[Data records]
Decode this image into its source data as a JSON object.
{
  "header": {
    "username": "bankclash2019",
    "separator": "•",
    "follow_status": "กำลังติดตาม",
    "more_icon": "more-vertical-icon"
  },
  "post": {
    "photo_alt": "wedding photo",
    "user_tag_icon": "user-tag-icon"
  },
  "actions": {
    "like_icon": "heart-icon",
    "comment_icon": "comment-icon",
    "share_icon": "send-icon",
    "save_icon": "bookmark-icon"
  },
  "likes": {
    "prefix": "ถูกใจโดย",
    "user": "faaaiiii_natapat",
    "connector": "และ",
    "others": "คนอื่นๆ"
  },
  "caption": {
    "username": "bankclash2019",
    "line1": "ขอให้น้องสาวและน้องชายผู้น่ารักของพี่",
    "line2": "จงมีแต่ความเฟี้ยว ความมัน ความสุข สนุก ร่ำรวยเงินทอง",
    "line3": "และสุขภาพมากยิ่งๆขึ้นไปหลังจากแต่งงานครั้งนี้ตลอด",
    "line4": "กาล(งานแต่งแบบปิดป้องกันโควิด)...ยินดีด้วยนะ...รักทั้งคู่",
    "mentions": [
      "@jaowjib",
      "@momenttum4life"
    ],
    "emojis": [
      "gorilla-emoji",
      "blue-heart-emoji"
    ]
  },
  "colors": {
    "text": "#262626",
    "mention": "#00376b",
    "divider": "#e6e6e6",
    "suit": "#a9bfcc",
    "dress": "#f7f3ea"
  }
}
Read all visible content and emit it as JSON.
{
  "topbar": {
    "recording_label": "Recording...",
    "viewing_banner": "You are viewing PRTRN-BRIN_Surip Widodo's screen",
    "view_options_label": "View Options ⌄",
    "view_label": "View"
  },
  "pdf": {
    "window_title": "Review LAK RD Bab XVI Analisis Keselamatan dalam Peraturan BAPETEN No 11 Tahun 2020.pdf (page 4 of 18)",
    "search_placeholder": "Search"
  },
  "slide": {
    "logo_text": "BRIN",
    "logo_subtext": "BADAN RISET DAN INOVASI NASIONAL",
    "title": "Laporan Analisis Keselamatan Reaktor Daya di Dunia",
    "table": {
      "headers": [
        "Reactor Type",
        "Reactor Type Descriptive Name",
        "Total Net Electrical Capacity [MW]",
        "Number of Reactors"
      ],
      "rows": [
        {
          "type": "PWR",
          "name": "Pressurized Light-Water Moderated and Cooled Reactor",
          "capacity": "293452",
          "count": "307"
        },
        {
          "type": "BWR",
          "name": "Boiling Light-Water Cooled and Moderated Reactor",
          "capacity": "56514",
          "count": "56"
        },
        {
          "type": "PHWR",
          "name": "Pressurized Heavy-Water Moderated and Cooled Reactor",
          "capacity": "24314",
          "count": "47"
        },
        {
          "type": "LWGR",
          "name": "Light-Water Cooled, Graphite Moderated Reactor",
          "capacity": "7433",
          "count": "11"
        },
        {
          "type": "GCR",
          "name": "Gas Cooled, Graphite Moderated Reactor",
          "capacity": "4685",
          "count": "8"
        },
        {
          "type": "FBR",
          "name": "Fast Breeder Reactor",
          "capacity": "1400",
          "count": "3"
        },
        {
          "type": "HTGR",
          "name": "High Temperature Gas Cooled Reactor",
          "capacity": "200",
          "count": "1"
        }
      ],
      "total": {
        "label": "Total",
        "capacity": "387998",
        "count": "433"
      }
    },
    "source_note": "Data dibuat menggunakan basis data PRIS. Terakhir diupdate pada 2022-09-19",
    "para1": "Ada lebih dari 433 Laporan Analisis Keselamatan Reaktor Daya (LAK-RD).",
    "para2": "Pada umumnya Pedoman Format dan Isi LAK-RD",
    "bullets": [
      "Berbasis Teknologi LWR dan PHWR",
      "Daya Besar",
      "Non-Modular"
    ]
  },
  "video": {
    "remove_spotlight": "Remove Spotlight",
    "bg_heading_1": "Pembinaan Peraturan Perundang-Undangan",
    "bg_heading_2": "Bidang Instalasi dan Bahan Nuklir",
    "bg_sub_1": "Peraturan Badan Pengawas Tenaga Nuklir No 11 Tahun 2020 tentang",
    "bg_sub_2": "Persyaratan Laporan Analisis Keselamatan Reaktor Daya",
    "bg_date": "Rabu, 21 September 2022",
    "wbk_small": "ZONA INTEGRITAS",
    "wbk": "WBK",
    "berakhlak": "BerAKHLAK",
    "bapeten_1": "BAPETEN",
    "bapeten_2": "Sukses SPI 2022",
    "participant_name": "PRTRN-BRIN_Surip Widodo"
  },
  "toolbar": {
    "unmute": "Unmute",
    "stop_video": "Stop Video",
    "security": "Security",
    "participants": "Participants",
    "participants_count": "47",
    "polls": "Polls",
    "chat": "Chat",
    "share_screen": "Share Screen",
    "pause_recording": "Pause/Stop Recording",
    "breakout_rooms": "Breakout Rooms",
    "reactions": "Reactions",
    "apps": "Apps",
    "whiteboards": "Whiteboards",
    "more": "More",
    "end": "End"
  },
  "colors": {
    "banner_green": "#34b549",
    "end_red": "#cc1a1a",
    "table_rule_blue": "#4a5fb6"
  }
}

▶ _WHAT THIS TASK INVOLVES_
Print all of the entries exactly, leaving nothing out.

▶ _YOUR SOLUTION_
Decode this image into its source data as a JSON object.
{
  "header": {
    "username": "bankclash2019",
    "separator": "•",
    "follow_status": "กำลังติดตาม",
    "more_icon": "more-vertical-icon"
  },
  "post": {
    "photo_alt": "wedding photo",
    "user_tag_icon": "user-tag-icon"
  },
  "actions": {
    "like_icon": "heart-icon",
    "comment_icon": "comment-icon",
    "share_icon": "send-icon",
    "save_icon": "bookmark-icon"
  },
  "likes": {
    "prefix": "ถูกใจโดย",
    "user": "faaaiiii_natapat",
    "connector": "และ",
    "others": "คนอื่นๆ"
  },
  "caption": {
    "username": "bankclash2019",
    "line1": "ขอให้น้องสาวและน้องชายผู้น่ารักของพี่",
    "line2": "จงมีแต่ความเฟี้ยว ความมัน ความสุข สนุก ร่ำรวยเงินทอง",
    "line3": "และสุขภาพมากยิ่งๆขึ้นไปหลังจากแต่งงานครั้งนี้ตลอด",
    "line4": "กาล(งานแต่งแบบปิดป้องกันโควิด)...ยินดีด้วยนะ...รักทั้งคู่",
    "mentions": [
      "@jaowjib",
      "@momenttum4life"
    ],
    "emojis": [
      "gorilla-emoji",
      "blue-heart-emoji"
    ]
  },
  "colors": {
    "text": "#262626",
    "mention": "#00376b",
    "divider": "#e6e6e6",
    "suit": "#a9bfcc",
    "dress": "#f7f3ea"
  }
}
Read all visible content and emit it as JSON.
{
  "topbar": {
    "recording_label": "Recording...",
    "viewing_banner": "You are viewing PRTRN-BRIN_Surip Widodo's screen",
    "view_options_label": "View Options ⌄",
    "view_label": "View"
  },
  "pdf": {
    "window_title": "Review LAK RD Bab XVI Analisis Keselamatan dalam Peraturan BAPETEN No 11 Tahun 2020.pdf (page 4 of 18)",
    "search_placeholder": "Search"
  },
  "slide": {
    "logo_text": "BRIN",
    "logo_subtext": "BADAN RISET DAN INOVASI NASIONAL",
    "title": "Laporan Analisis Keselamatan Reaktor Daya di Dunia",
    "table": {
      "headers": [
        "Reactor Type",
        "Reactor Type Descriptive Name",
        "Total Net Electrical Capacity [MW]",
        "Number of Reactors"
      ],
      "rows": [
        {
          "type": "PWR",
          "name": "Pressurized Light-Water Moderated and Cooled Reactor",
          "capacity": "293452",
          "count": "307"
        },
        {
          "type": "BWR",
          "name": "Boiling Light-Water Cooled and Moderated Reactor",
          "capacity": "56514",
          "count": "56"
        },
        {
          "type": "PHWR",
          "name": "Pressurized Heavy-Water Moderated and Cooled Reactor",
          "capacity": "24314",
          "count": "47"
        },
        {
          "type": "LWGR",
          "name": "Light-Water Cooled, Graphite Moderated Reactor",
          "capacity": "7433",
          "count": "11"
        },
        {
          "type": "GCR",
          "name": "Gas Cooled, Graphite Moderated Reactor",
          "capacity": "4685",
          "count": "8"
        },
        {
          "type": "FBR",
          "name": "Fast Breeder Reactor",
          "capacity": "1400",
          "count": "3"
        },
        {
          "type": "HTGR",
          "name": "High Temperature Gas Cooled Reactor",
          "capacity": "200",
          "count": "1"
        }
      ],
      "total": {
        "label": "Total",
        "capacity": "387998",
        "count": "433"
      }
    },
    "source_note": "Data dibuat menggunakan basis data PRIS. Terakhir diupdate pada 2022-09-19",
    "para1": "Ada lebih dari 433 Laporan Analisis Keselamatan Reaktor Daya (LAK-RD).",
    "para2": "Pada umumnya Pedoman Format dan Isi LAK-RD",
    "bullets": [
      "Berbasis Teknologi LWR dan PHWR",
      "Daya Besar",
      "Non-Modular"
    ]
  },
  "video": {
    "remove_spotlight": "Remove Spotlight",
    "bg_heading_1": "Pembinaan Peraturan Perundang-Undangan",
    "bg_heading_2": "Bidang Instalasi dan Bahan Nuklir",
    "bg_sub_1": "Peraturan Badan Pengawas Tenaga Nuklir No 11 Tahun 2020 tentang",
    "bg_sub_2": "Persyaratan Laporan Analisis Keselamatan Reaktor Daya",
    "bg_date": "Rabu, 21 September 2022",
    "wbk_small": "ZONA INTEGRITAS",
    "wbk": "WBK",
    "berakhlak": "BerAKHLAK",
    "bapeten_1": "BAPETEN",
    "bapeten_2": "Sukses SPI 2022",
    "participant_name": "PRTRN-BRIN_Surip Widodo"
  },
  "toolbar": {
    "unmute": "Unmute",
    "stop_video": "Stop Video",
    "security": "Security",
    "participants": "Participants",
    "participants_count": "47",
    "polls": "Polls",
    "chat": "Chat",
    "share_screen": "Share Screen",
    "pause_recording": "Pause/Stop Recording",
    "breakout_rooms": "Breakout Rooms",
    "reactions": "Reactions",
    "apps": "Apps",
    "whiteboards": "Whiteboards",
    "more": "More",
    "end": "End"
  },
  "colors": {
    "banner_green": "#34b549",
    "end_red": "#cc1a1a",
    "table_rule_blue": "#4a5fb6"
  }
}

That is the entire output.